I’ve been a swimmer since childhood, so I was caught off guard when panic tried to wedge itself between me and my destination. Knowing I could easily swim over to join my family and neighbors hanging out a short distance away, I had jumped from the boat into the lake. But about half-way there, I could hardly catch my breath. I felt like I was suffocating.
I paused. I looked back toward the boat, then forward to my husband and children who were playing in the water. With shortness of breath, both seemed too far to reach. “This is bad,” I reconciled with myself. I did not have the lung capacity to yell out for help. Besides, I envisioned how requiring a rescue would traumatize my family. I was wearing a life jacket and knew that ultimately I was okay. I just needed to stop fighting for breath. The struggle to simultaneously swim and breathe cost me more breath. I needed to stop swimming, but I was desperate to get to safety.
So I flipped onto my back, relaxed, and let my body float in the water’s caress. As I began to rest, my panting slowed and expanded into catchable breaths. To stave off panic and preserve my calm, I conservatively extended my arms like oars and gracefully rowed myself to the dock closest to my family. Wearing a gigantic smile of relief, I pulled myself up from the lake and onto the deck without anyone knowing how close we’d come to an aqua-drama.
Standing on my own two feet, gasping for air, I realized what had happened. “I think this life jacket is too tight!” I blurted out. I threw off the jacket and immediately felt my diaphragm expand by ten inches — or at least it felt that way. Can you believe it? The very apparatus designed to preserve life, when ill-fitted, seemed to squeeze the life out of me. The life jacket seemed to fit perfectly when I was boating, but the life preserver was the wrong fit for a cardio intense swim across the lake!
Isn’t that the case with so many things in our lives? The right intention with the wrong fit compromises purpose. We need and want most things to fit well — clothes, family cars, friendships, church communities, doctors, our children’s schools, our neighborhood, etc. When life’s conventions fit well, they serve us well. Something that is not the right fit can potentially be taxing.
I have found this to be true for my prayer life. Before my life shape-shifted with marriage and children, I could dedicate the beginning of each day to pouring over Scripture passages, lingering on inspiring lessons and engaging in lengthy conversations with Holy Spirit. That was my prayer life. Such a prayer life is often coveted as the gold standard, as it is perceived as “putting God first” and “ordering the day.” When I could start each day this way, it was great. But my more complex and family-centric life birthed a custom-fitted prayer life.

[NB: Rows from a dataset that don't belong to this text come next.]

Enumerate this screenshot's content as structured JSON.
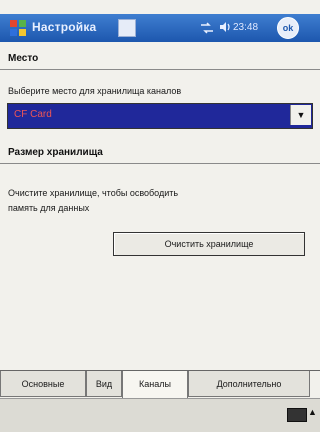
{
  "titlebar": {
    "title": "Настройка",
    "time": "23:48",
    "ok_label": "ok"
  },
  "place_section": {
    "header": "Место",
    "label": "Выберите место для хранилища каналов",
    "selected": "CF Card"
  },
  "size_section": {
    "header": "Размер хранилища",
    "description_line1": "Очистите хранилище, чтобы освободить",
    "description_line2": "память для данных",
    "clear_button": "Очистить хранилище"
  },
  "tabs": [
    {
      "label": "Основные",
      "active": false
    },
    {
      "label": "Вид",
      "active": false
    },
    {
      "label": "Каналы",
      "active": true
    },
    {
      "label": "Дополнительно",
      "active": false
    }
  ],
  "icons": {
    "start": "windows-flag-icon",
    "signal": "signal-icon",
    "volume": "volume-icon",
    "keyboard": "keyboard-icon"
  },
  "colors": {
    "titlebar": "#1d57ae",
    "selection": "#20289a",
    "selected_text": "#e55555"
  }
}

I no longer fit prayer into my day; I fit my day into prayer.
I move through my day conscious of my connection to the One who creates for and through me. Knowing I am an extension of God’s energy, love, and light each day, I become like an artist painting the day as God’s masterpiece. I rise like a ready writer eager to pen words that align the moments with God’s thoughts. I become like a sharpened sword rested in the grip of a skillful and wise warrior whose battle is already won. My day is prayer in motion — breathing, living, and creating.
Jesus showed us how our lives become faith, hope, and love realized when we love God with all our heart, soul, and mind. Through Jesus’ days on earth, we see love for our neighbor actualized. When we rest our whole selves — soul, heart, mind and strength — in God’s intention, we become the embodiment of His prayers. We get to personify God’s purpose.
Because I loved my morning concentrated prayer time, my shift to this more custom-fitted prayer life was filled with insecurity. I wondered if eventually my day would fall apart. I wondered if I would fall apart. I wondered if praying this way would be enough or even good enough. But I have experienced that fitting my day into a prayer sustains me from moment to moment. Being perpetually conscious of God’s emerging design rewards me with rest, joy, focus, and renewed strength, which I get to extend to others.
Like a life jacket, prayer can sustain you beyond your own strength, and a custom-fitted prayer life will not only keep your head above water but expand your capacity to live beyond your imagination. Like anything designed to serve you, a prayer life fit for you will support God’s purpose through you.
Is your prayer life where you need it to be?
How can you custom fit your prayer life?
I no longer fit prayer into my day; I fit my day into prayer. -Lucretia Berry (@brownicity): Click To Tweet Leave a Comment